TASK DESCRIPTION
The listing is to be printed in full, exactly as given.

TASK INPUTS
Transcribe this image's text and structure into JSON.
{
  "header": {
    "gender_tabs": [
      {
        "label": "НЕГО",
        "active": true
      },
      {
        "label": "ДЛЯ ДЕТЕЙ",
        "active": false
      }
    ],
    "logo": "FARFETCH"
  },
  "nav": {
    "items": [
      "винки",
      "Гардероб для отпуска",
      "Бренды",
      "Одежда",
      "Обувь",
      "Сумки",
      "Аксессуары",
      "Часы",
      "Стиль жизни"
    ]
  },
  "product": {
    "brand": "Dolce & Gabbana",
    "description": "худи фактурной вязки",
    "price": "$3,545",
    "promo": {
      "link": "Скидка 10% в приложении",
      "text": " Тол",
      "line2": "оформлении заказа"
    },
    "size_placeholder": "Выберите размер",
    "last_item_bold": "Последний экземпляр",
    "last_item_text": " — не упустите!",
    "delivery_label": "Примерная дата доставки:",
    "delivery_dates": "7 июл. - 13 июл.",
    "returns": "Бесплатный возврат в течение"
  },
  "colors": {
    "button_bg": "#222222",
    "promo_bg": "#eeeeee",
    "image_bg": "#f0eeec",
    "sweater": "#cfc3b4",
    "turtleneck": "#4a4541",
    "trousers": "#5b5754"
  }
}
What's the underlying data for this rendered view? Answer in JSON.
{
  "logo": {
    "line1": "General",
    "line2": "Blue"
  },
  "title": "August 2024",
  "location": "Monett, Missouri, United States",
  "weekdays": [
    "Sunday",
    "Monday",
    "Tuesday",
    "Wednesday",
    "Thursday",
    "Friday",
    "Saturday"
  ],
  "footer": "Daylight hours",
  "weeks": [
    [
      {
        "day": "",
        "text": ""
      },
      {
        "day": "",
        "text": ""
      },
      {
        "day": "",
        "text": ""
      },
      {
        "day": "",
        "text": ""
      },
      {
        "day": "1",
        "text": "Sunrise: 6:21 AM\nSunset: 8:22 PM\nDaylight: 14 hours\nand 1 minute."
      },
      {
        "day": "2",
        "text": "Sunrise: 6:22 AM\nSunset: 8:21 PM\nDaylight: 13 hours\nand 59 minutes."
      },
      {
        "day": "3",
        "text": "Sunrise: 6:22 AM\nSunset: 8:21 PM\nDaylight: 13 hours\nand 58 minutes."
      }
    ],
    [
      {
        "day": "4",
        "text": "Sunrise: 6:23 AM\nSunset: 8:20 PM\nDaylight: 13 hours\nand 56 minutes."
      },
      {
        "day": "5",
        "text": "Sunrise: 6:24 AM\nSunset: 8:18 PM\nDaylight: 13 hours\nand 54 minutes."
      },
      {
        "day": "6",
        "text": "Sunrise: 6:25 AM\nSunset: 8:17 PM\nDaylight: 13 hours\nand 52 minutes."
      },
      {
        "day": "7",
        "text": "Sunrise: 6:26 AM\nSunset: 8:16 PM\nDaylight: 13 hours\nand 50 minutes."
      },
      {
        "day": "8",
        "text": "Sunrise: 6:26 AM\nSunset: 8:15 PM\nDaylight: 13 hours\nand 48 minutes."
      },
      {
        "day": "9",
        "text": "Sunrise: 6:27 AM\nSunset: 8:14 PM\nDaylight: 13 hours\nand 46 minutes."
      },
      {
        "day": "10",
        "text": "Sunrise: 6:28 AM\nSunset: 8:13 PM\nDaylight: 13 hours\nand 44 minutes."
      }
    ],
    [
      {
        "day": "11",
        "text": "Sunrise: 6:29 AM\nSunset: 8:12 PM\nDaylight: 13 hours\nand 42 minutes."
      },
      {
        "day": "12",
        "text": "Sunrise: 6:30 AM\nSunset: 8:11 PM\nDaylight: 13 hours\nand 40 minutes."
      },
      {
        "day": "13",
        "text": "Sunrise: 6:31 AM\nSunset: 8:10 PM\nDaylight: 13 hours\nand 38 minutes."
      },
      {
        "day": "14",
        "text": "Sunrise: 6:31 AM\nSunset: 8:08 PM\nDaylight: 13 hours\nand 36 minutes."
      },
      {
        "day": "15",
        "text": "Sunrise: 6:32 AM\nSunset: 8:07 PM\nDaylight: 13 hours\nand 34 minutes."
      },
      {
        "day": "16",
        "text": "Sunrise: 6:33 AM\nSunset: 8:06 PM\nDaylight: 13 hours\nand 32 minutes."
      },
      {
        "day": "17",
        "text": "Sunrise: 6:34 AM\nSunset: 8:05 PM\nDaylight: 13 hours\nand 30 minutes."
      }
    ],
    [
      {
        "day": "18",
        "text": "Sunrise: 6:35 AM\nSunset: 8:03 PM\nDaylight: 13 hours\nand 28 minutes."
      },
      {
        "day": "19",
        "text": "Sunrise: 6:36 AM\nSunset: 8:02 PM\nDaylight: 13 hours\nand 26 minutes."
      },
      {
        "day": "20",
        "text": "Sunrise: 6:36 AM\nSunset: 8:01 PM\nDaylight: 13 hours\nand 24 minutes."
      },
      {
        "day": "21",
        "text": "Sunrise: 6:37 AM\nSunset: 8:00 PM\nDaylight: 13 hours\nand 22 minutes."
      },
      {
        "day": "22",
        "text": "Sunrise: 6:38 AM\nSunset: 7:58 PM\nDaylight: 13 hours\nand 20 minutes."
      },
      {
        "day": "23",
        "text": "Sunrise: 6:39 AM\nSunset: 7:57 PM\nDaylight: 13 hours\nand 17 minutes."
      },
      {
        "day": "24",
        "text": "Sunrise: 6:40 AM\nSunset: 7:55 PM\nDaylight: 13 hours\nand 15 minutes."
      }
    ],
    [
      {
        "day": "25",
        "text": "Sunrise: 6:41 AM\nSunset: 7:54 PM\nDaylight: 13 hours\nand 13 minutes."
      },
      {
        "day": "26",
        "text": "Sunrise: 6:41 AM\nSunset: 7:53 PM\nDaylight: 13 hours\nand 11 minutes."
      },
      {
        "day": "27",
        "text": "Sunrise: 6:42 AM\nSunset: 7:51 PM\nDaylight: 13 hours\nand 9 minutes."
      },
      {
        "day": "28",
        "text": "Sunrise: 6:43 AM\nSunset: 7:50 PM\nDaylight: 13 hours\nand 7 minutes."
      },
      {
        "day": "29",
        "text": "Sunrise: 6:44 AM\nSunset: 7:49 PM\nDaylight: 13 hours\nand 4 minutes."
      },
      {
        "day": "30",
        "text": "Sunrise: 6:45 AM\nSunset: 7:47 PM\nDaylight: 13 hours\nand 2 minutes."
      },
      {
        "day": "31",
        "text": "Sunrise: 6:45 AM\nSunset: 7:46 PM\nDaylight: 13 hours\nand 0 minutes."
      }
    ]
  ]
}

ANSWER BOX
Transcribe this image's text and structure into JSON.
{
  "header": {
    "gender_tabs": [
      {
        "label": "НЕГО",
        "active": true
      },
      {
        "label": "ДЛЯ ДЕТЕЙ",
        "active": false
      }
    ],
    "logo": "FARFETCH"
  },
  "nav": {
    "items": [
      "винки",
      "Гардероб для отпуска",
      "Бренды",
      "Одежда",
      "Обувь",
      "Сумки",
      "Аксессуары",
      "Часы",
      "Стиль жизни"
    ]
  },
  "product": {
    "brand": "Dolce & Gabbana",
    "description": "худи фактурной вязки",
    "price": "$3,545",
    "promo": {
      "link": "Скидка 10% в приложении",
      "text": " Тол",
      "line2": "оформлении заказа"
    },
    "size_placeholder": "Выберите размер",
    "last_item_bold": "Последний экземпляр",
    "last_item_text": " — не упустите!",
    "delivery_label": "Примерная дата доставки:",
    "delivery_dates": "7 июл. - 13 июл.",
    "returns": "Бесплатный возврат в течение"
  },
  "colors": {
    "button_bg": "#222222",
    "promo_bg": "#eeeeee",
    "image_bg": "#f0eeec",
    "sweater": "#cfc3b4",
    "turtleneck": "#4a4541",
    "trousers": "#5b5754"
  }
}
What's the underlying data for this rendered view? Answer in JSON.
{
  "logo": {
    "line1": "General",
    "line2": "Blue"
  },
  "title": "August 2024",
  "location": "Monett, Missouri, United States",
  "weekdays": [
    "Sunday",
    "Monday",
    "Tuesday",
    "Wednesday",
    "Thursday",
    "Friday",
    "Saturday"
  ],
  "footer": "Daylight hours",
  "weeks": [
    [
      {
        "day": "",
        "text": ""
      },
      {
        "day": "",
        "text": ""
      },
      {
        "day": "",
        "text": ""
      },
      {
        "day": "",
        "text": ""
      },
      {
        "day": "1",
        "text": "Sunrise: 6:21 AM\nSunset: 8:22 PM\nDaylight: 14 hours\nand 1 minute."
      },
      {
        "day": "2",
        "text": "Sunrise: 6:22 AM\nSunset: 8:21 PM\nDaylight: 13 hours\nand 59 minutes."
      },
      {
        "day": "3",
        "text": "Sunrise: 6:22 AM\nSunset: 8:21 PM\nDaylight: 13 hours\nand 58 minutes."
      }
    ],
    [
      {
        "day": "4",
        "text": "Sunrise: 6:23 AM\nSunset: 8:20 PM\nDaylight: 13 hours\nand 56 minutes."
      },
      {
        "day": "5",
        "text": "Sunrise: 6:24 AM\nSunset: 8:18 PM\nDaylight: 13 hours\nand 54 minutes."
      },
      {
        "day": "6",
        "text": "Sunrise: 6:25 AM\nSunset: 8:17 PM\nDaylight: 13 hours\nand 52 minutes."
      },
      {
        "day": "7",
        "text": "Sunrise: 6:26 AM\nSunset: 8:16 PM\nDaylight: 13 hours\nand 50 minutes."
      },
      {
        "day": "8",
        "text": "Sunrise: 6:26 AM\nSunset: 8:15 PM\nDaylight: 13 hours\nand 48 minutes."
      },
      {
        "day": "9",
        "text": "Sunrise: 6:27 AM\nSunset: 8:14 PM\nDaylight: 13 hours\nand 46 minutes."
      },
      {
        "day": "10",
        "text": "Sunrise: 6:28 AM\nSunset: 8:13 PM\nDaylight: 13 hours\nand 44 minutes."
      }
    ],
    [
      {
        "day": "11",
        "text": "Sunrise: 6:29 AM\nSunset: 8:12 PM\nDaylight: 13 hours\nand 42 minutes."
      },
      {
        "day": "12",
        "text": "Sunrise: 6:30 AM\nSunset: 8:11 PM\nDaylight: 13 hours\nand 40 minutes."
      },
      {
        "day": "13",
        "text": "Sunrise: 6:31 AM\nSunset: 8:10 PM\nDaylight: 13 hours\nand 38 minutes."
      },
      {
        "day": "14",
        "text": "Sunrise: 6:31 AM\nSunset: 8:08 PM\nDaylight: 13 hours\nand 36 minutes."
      },
      {
        "day": "15",
        "text": "Sunrise: 6:32 AM\nSunset: 8:07 PM\nDaylight: 13 hours\nand 34 minutes."
      },
      {
        "day": "16",
        "text": "Sunrise: 6:33 AM\nSunset: 8:06 PM\nDaylight: 13 hours\nand 32 minutes."
      },
      {
        "day": "17",
        "text": "Sunrise: 6:34 AM\nSunset: 8:05 PM\nDaylight: 13 hours\nand 30 minutes."
      }
    ],
    [
      {
        "day": "18",
        "text": "Sunrise: 6:35 AM\nSunset: 8:03 PM\nDaylight: 13 hours\nand 28 minutes."
      },
      {
        "day": "19",
        "text": "Sunrise: 6:36 AM\nSunset: 8:02 PM\nDaylight: 13 hours\nand 26 minutes."
      },
      {
        "day": "20",
        "text": "Sunrise: 6:36 AM\nSunset: 8:01 PM\nDaylight: 13 hours\nand 24 minutes."
      },
      {
        "day": "21",
        "text": "Sunrise: 6:37 AM\nSunset: 8:00 PM\nDaylight: 13 hours\nand 22 minutes."
      },
      {
        "day": "22",
        "text": "Sunrise: 6:38 AM\nSunset: 7:58 PM\nDaylight: 13 hours\nand 20 minutes."
      },
      {
        "day": "23",
        "text": "Sunrise: 6:39 AM\nSunset: 7:57 PM\nDaylight: 13 hours\nand 17 minutes."
      },
      {
        "day": "24",
        "text": "Sunrise: 6:40 AM\nSunset: 7:55 PM\nDaylight: 13 hours\nand 15 minutes."
      }
    ],
    [
      {
        "day": "25",
        "text": "Sunrise: 6:41 AM\nSunset: 7:54 PM\nDaylight: 13 hours\nand 13 minutes."
      },
      {
        "day": "26",
        "text": "Sunrise: 6:41 AM\nSunset: 7:53 PM\nDaylight: 13 hours\nand 11 minutes."
      },
      {
        "day": "27",
        "text": "Sunrise: 6:42 AM\nSunset: 7:51 PM\nDaylight: 13 hours\nand 9 minutes."
      },
      {
        "day": "28",
        "text": "Sunrise: 6:43 AM\nSunset: 7:50 PM\nDaylight: 13 hours\nand 7 minutes."
      },
      {
        "day": "29",
        "text": "Sunrise: 6:44 AM\nSunset: 7:49 PM\nDaylight: 13 hours\nand 4 minutes."
      },
      {
        "day": "30",
        "text": "Sunrise: 6:45 AM\nSunset: 7:47 PM\nDaylight: 13 hours\nand 2 minutes."
      },
      {
        "day": "31",
        "text": "Sunrise: 6:45 AM\nSunset: 7:46 PM\nDaylight: 13 hours\nand 0 minutes."
      }
    ]
  ]
}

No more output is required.